• [What the task requires]:
Extract the listing below in full, unchanged.
┌─ Task input
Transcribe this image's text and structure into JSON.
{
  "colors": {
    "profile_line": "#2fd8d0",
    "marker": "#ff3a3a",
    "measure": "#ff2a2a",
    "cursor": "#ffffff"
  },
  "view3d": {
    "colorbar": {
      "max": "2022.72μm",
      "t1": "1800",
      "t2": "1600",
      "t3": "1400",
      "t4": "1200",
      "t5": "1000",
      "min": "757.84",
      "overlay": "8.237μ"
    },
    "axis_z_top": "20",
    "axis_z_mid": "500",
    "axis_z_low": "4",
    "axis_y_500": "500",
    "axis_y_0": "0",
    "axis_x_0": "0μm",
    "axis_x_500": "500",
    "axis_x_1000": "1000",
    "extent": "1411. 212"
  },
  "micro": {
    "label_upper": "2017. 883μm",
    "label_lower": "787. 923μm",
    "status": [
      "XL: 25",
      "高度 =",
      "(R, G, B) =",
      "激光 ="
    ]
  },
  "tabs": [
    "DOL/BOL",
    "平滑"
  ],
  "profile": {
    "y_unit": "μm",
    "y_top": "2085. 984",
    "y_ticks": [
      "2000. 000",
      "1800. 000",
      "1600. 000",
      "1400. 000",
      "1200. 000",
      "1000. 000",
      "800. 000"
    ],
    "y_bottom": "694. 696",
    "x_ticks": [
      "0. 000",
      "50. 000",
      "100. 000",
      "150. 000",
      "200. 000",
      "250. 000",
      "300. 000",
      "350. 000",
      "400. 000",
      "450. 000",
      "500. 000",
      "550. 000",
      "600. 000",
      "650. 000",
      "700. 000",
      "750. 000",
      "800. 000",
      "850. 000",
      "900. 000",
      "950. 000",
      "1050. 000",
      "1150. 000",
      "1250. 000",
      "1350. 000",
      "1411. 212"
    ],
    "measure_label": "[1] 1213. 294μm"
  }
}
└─
• [Finished exercise]:
Transcribe this image's text and structure into JSON.
{
  "colors": {
    "profile_line": "#2fd8d0",
    "marker": "#ff3a3a",
    "measure": "#ff2a2a",
    "cursor": "#ffffff"
  },
  "view3d": {
    "colorbar": {
      "max": "2022.72μm",
      "t1": "1800",
      "t2": "1600",
      "t3": "1400",
      "t4": "1200",
      "t5": "1000",
      "min": "757.84",
      "overlay": "8.237μ"
    },
    "axis_z_top": "20",
    "axis_z_mid": "500",
    "axis_z_low": "4",
    "axis_y_500": "500",
    "axis_y_0": "0",
    "axis_x_0": "0μm",
    "axis_x_500": "500",
    "axis_x_1000": "1000",
    "extent": "1411. 212"
  },
  "micro": {
    "label_upper": "2017. 883μm",
    "label_lower": "787. 923μm",
    "status": [
      "XL: 25",
      "高度 =",
      "(R, G, B) =",
      "激光 ="
    ]
  },
  "tabs": [
    "DOL/BOL",
    "平滑"
  ],
  "profile": {
    "y_unit": "μm",
    "y_top": "2085. 984",
    "y_ticks": [
      "2000. 000",
      "1800. 000",
      "1600. 000",
      "1400. 000",
      "1200. 000",
      "1000. 000",
      "800. 000"
    ],
    "y_bottom": "694. 696",
    "x_ticks": [
      "0. 000",
      "50. 000",
      "100. 000",
      "150. 000",
      "200. 000",
      "250. 000",
      "300. 000",
      "350. 000",
      "400. 000",
      "450. 000",
      "500. 000",
      "550. 000",
      "600. 000",
      "650. 000",
      "700. 000",
      "750. 000",
      "800. 000",
      "850. 000",
      "900. 000",
      "950. 000",
      "1050. 000",
      "1150. 000",
      "1250. 000",
      "1350. 000",
      "1411. 212"
    ],
    "measure_label": "[1] 1213. 294μm"
  }
}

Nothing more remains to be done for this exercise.